#### [What is being asked]
Extract, from the records beneath this instruction, each line that contains the word "Click".

#### [Given records]
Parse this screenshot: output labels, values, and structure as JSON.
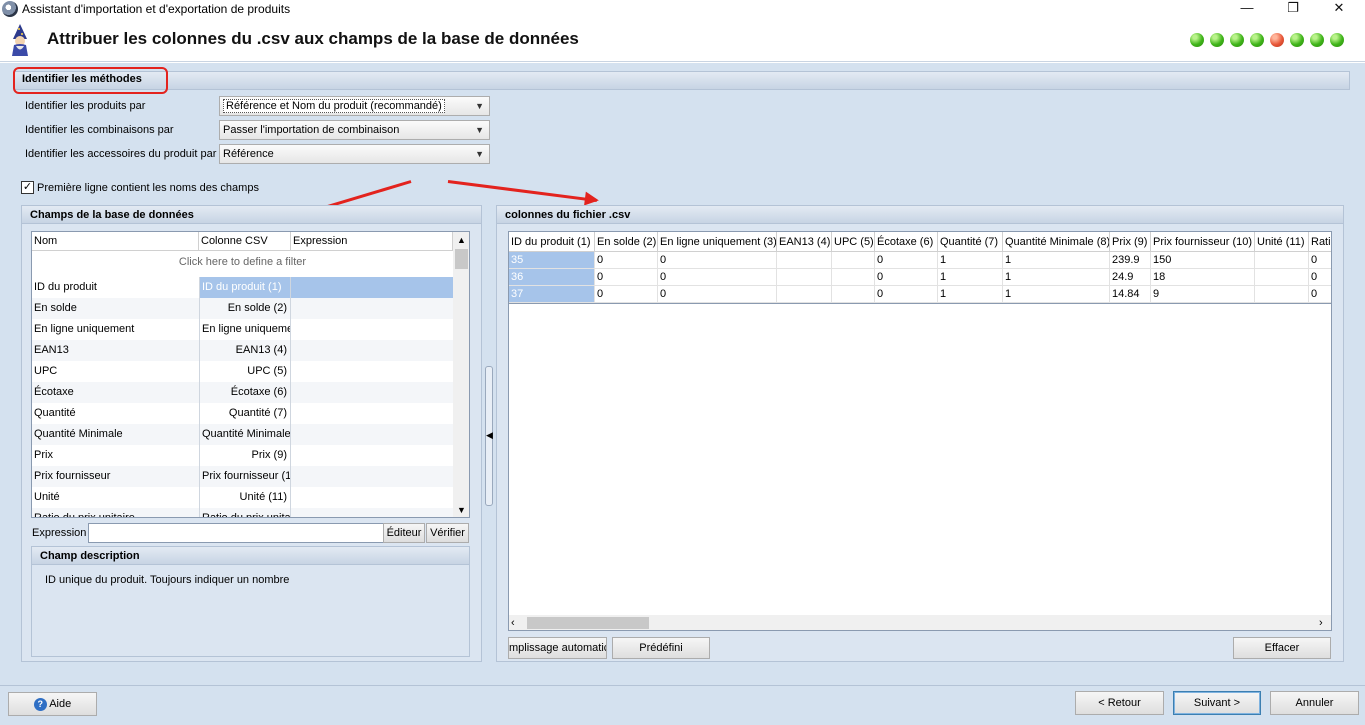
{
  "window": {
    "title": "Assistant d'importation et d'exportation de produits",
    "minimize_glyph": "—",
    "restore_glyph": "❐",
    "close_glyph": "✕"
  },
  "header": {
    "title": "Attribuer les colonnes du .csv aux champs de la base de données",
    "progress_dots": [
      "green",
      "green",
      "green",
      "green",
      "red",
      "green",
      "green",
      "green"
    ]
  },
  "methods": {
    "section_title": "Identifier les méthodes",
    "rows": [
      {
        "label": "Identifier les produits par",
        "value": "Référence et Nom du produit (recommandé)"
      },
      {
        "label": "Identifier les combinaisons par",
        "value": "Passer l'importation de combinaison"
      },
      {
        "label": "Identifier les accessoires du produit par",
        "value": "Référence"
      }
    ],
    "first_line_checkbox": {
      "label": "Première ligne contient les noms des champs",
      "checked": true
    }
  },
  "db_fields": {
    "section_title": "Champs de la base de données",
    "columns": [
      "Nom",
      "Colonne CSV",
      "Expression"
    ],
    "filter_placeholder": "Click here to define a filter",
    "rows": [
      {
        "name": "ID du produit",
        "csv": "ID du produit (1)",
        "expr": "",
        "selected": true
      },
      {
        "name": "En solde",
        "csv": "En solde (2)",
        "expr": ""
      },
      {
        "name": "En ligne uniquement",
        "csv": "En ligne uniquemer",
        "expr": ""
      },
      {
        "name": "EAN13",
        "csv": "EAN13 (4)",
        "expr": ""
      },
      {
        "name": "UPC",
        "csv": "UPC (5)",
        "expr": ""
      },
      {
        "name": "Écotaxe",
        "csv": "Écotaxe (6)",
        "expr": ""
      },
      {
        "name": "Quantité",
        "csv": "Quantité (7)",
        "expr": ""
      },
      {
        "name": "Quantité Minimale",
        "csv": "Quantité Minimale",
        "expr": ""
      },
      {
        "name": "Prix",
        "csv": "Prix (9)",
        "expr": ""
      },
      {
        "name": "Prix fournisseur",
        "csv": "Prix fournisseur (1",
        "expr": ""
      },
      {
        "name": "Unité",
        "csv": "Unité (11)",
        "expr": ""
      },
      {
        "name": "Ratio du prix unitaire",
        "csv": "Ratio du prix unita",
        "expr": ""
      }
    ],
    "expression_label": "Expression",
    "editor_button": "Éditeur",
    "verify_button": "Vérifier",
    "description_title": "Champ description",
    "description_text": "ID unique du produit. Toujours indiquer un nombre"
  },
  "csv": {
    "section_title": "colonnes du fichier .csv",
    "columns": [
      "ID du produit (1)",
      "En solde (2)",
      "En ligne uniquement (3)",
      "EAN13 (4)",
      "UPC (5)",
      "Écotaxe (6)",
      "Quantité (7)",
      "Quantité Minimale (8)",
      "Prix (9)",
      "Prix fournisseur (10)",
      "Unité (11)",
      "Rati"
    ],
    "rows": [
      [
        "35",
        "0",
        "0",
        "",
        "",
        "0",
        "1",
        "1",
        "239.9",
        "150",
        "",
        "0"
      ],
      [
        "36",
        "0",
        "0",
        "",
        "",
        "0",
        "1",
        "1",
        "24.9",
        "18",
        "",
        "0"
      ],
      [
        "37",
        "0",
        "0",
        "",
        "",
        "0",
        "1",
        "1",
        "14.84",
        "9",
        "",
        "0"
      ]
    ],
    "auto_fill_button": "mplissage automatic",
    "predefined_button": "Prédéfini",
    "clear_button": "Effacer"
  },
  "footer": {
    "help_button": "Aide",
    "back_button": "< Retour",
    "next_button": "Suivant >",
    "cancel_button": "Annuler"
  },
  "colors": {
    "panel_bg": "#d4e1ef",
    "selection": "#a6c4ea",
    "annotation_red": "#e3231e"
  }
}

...

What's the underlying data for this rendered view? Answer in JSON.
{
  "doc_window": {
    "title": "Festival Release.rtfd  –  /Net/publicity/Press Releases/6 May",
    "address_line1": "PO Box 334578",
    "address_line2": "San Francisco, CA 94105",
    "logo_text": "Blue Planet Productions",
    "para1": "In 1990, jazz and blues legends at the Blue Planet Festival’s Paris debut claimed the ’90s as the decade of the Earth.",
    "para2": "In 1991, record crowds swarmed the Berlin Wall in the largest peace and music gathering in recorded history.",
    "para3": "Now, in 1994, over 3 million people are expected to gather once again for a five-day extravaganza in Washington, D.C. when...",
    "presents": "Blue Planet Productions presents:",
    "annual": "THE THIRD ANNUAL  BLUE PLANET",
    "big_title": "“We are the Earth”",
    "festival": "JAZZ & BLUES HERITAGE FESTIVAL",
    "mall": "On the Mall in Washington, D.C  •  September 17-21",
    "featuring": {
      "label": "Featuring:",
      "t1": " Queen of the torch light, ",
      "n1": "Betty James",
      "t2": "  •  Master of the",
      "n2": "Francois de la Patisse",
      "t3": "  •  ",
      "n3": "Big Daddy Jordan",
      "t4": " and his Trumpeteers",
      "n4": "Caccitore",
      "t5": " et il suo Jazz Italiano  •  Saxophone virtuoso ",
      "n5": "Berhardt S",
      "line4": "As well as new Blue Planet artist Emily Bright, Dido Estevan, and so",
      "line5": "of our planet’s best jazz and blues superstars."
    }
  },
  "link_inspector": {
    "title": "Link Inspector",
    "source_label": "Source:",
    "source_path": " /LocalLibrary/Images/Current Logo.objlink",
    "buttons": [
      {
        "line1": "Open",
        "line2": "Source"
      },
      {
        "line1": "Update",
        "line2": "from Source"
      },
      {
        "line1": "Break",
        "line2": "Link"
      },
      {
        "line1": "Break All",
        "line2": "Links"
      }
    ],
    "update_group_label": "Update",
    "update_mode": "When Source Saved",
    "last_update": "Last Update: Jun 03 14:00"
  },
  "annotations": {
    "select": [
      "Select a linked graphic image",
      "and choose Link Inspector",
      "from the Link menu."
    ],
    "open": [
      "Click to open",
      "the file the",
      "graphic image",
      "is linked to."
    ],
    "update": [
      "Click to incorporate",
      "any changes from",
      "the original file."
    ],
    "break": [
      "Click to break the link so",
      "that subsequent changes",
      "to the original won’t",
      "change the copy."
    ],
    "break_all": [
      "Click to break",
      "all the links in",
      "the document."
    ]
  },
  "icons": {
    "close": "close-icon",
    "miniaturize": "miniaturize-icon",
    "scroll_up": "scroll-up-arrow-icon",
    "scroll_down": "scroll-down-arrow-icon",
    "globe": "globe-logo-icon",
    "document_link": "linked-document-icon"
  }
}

#### [Answer section]
    "filter_placeholder": "Click here to define a filter",
      "Click to open",
      "Click to incorporate",
      "Click to break the link so",
      "Click to break",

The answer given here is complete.